Your task is to copy the data exactly while leaving out every picture.

## Data excerpts

──────────

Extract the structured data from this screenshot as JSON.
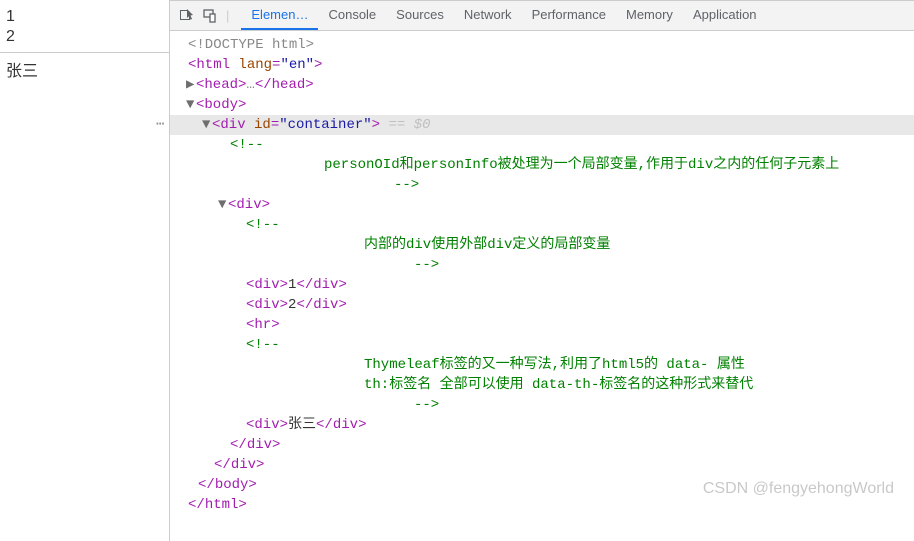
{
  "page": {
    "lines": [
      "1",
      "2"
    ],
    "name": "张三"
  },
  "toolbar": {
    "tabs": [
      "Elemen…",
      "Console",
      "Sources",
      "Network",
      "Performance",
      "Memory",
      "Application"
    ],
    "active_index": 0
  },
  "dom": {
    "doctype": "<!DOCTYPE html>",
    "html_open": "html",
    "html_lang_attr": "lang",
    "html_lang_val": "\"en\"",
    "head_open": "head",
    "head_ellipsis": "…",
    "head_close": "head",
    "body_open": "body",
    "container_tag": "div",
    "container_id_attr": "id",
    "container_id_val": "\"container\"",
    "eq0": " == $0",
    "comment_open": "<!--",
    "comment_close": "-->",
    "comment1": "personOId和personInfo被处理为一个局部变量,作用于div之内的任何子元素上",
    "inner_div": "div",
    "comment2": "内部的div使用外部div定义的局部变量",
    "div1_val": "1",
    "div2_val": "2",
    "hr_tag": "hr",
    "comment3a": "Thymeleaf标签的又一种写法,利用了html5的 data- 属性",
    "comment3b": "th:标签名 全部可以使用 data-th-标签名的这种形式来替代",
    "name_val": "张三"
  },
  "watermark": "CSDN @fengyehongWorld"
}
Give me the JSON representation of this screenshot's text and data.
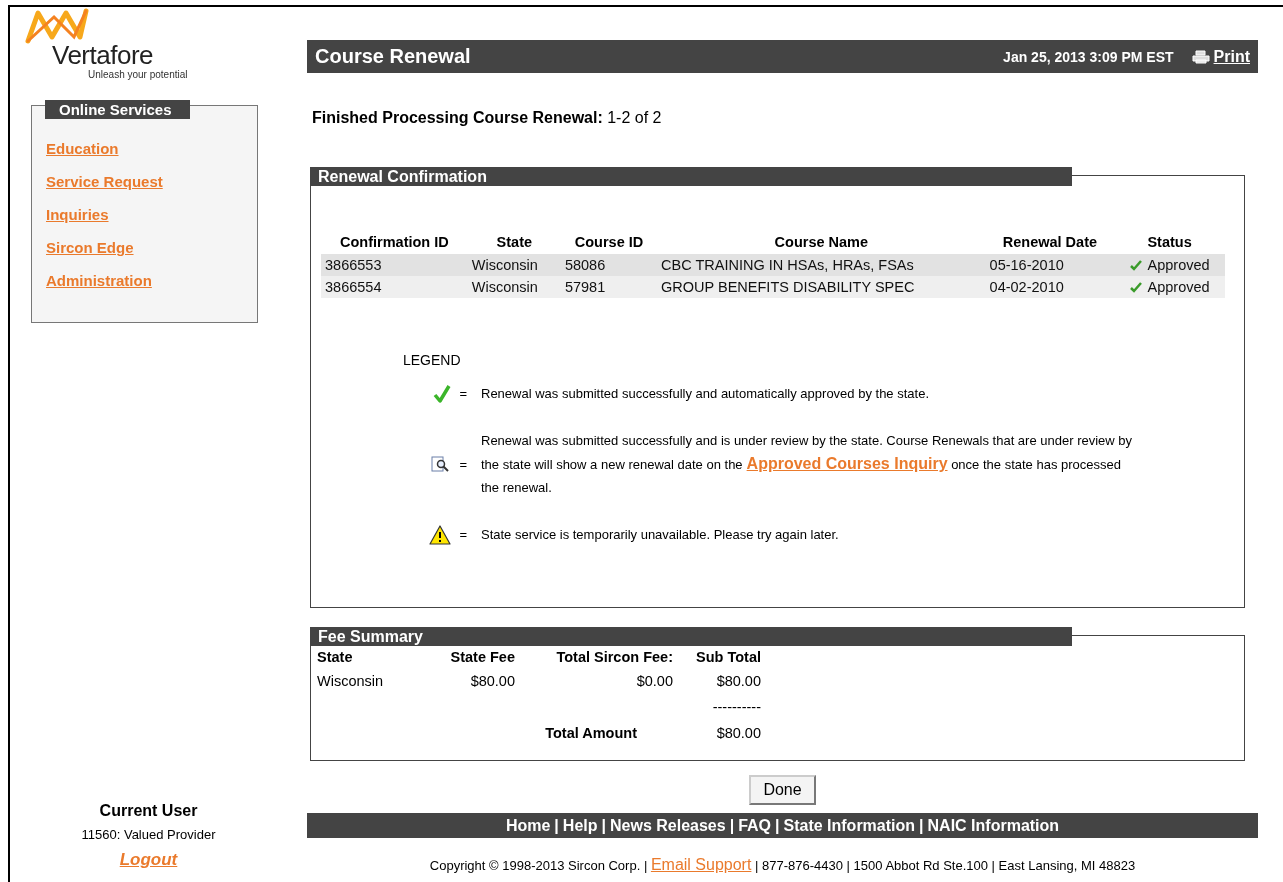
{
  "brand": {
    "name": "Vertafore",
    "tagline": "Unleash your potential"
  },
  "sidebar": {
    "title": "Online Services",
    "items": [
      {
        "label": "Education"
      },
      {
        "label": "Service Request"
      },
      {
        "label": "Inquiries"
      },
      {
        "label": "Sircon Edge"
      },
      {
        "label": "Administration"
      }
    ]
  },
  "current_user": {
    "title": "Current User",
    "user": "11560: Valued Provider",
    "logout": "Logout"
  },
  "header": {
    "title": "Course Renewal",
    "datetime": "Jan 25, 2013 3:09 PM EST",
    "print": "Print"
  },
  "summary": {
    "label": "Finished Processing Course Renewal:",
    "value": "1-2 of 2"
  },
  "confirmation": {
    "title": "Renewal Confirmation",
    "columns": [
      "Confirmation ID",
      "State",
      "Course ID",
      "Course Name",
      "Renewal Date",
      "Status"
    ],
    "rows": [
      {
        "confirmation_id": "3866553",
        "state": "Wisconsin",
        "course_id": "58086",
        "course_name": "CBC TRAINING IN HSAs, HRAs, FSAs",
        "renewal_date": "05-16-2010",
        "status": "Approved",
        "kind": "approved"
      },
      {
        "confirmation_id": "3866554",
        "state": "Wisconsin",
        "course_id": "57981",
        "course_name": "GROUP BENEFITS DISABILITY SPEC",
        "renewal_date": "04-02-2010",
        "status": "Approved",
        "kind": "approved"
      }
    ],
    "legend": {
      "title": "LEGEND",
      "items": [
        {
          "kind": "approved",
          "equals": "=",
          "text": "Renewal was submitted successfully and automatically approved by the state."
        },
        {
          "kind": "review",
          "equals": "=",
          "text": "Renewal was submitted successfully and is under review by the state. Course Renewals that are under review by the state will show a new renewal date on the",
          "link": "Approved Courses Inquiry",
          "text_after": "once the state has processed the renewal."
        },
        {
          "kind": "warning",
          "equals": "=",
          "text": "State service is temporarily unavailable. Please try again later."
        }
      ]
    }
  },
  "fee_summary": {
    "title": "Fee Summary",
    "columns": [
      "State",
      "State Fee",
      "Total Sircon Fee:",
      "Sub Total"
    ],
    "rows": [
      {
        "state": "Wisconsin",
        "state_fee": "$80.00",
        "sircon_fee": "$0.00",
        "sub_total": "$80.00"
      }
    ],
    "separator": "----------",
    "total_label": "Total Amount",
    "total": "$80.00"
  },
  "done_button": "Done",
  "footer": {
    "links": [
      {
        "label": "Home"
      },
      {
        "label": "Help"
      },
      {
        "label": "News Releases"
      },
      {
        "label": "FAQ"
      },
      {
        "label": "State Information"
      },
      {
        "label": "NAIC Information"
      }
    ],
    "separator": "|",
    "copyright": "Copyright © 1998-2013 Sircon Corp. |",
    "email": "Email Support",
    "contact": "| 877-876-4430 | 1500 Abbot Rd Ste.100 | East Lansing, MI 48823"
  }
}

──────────

## The completed task
Extract the structured data from this screenshot as JSON.
{
  "page": {
    "lines": [
      "1",
      "2"
    ],
    "name": "张三"
  },
  "toolbar": {
    "tabs": [
      "Elemen…",
      "Console",
      "Sources",
      "Network",
      "Performance",
      "Memory",
      "Application"
    ],
    "active_index": 0
  },
  "dom": {
    "doctype": "<!DOCTYPE html>",
    "html_open": "html",
    "html_lang_attr": "lang",
    "html_lang_val": "\"en\"",
    "head_open": "head",
    "head_ellipsis": "…",
    "head_close": "head",
    "body_open": "body",
    "container_tag": "div",
    "container_id_attr": "id",
    "container_id_val": "\"container\"",
    "eq0": " == $0",
    "comment_open": "<!--",
    "comment_close": "-->",
    "comment1": "personOId和personInfo被处理为一个局部变量,作用于div之内的任何子元素上",
    "inner_div": "div",
    "comment2": "内部的div使用外部div定义的局部变量",
    "div1_val": "1",
    "div2_val": "2",
    "hr_tag": "hr",
    "comment3a": "Thymeleaf标签的又一种写法,利用了html5的 data- 属性",
    "comment3b": "th:标签名 全部可以使用 data-th-标签名的这种形式来替代",
    "name_val": "张三"
  },
  "watermark": "CSDN @fengyehongWorld"
}
Give me the JSON representation of this screenshot's text and data.
{
  "brand": {
    "name": "Vertafore",
    "tagline": "Unleash your potential"
  },
  "sidebar": {
    "title": "Online Services",
    "items": [
      {
        "label": "Education"
      },
      {
        "label": "Service Request"
      },
      {
        "label": "Inquiries"
      },
      {
        "label": "Sircon Edge"
      },
      {
        "label": "Administration"
      }
    ]
  },
  "current_user": {
    "title": "Current User",
    "user": "11560: Valued Provider",
    "logout": "Logout"
  },
  "header": {
    "title": "Course Renewal",
    "datetime": "Jan 25, 2013 3:09 PM EST",
    "print": "Print"
  },
  "summary": {
    "label": "Finished Processing Course Renewal:",
    "value": "1-2 of 2"
  },
  "confirmation": {
    "title": "Renewal Confirmation",
    "columns": [
      "Confirmation ID",
      "State",
      "Course ID",
      "Course Name",
      "Renewal Date",
      "Status"
    ],
    "rows": [
      {
        "confirmation_id": "3866553",
        "state": "Wisconsin",
        "course_id": "58086",
        "course_name": "CBC TRAINING IN HSAs, HRAs, FSAs",
        "renewal_date": "05-16-2010",
        "status": "Approved",
        "kind": "approved"
      },
      {
        "confirmation_id": "3866554",
        "state": "Wisconsin",
        "course_id": "57981",
        "course_name": "GROUP BENEFITS DISABILITY SPEC",
        "renewal_date": "04-02-2010",
        "status": "Approved",
        "kind": "approved"
      }
    ],
    "legend": {
      "title": "LEGEND",
      "items": [
        {
          "kind": "approved",
          "equals": "=",
          "text": "Renewal was submitted successfully and automatically approved by the state."
        },
        {
          "kind": "review",
          "equals": "=",
          "text": "Renewal was submitted successfully and is under review by the state. Course Renewals that are under review by the state will show a new renewal date on the",
          "link": "Approved Courses Inquiry",
          "text_after": "once the state has processed the renewal."
        },
        {
          "kind": "warning",
          "equals": "=",
          "text": "State service is temporarily unavailable. Please try again later."
        }
      ]
    }
  },
  "fee_summary": {
    "title": "Fee Summary",
    "columns": [
      "State",
      "State Fee",
      "Total Sircon Fee:",
      "Sub Total"
    ],
    "rows": [
      {
        "state": "Wisconsin",
        "state_fee": "$80.00",
        "sircon_fee": "$0.00",
        "sub_total": "$80.00"
      }
    ],
    "separator": "----------",
    "total_label": "Total Amount",
    "total": "$80.00"
  },
  "done_button": "Done",
  "footer": {
    "links": [
      {
        "label": "Home"
      },
      {
        "label": "Help"
      },
      {
        "label": "News Releases"
      },
      {
        "label": "FAQ"
      },
      {
        "label": "State Information"
      },
      {
        "label": "NAIC Information"
      }
    ],
    "separator": "|",
    "copyright": "Copyright © 1998-2013 Sircon Corp. |",
    "email": "Email Support",
    "contact": "| 877-876-4430 | 1500 Abbot Rd Ste.100 | East Lansing, MI 48823"
  }
}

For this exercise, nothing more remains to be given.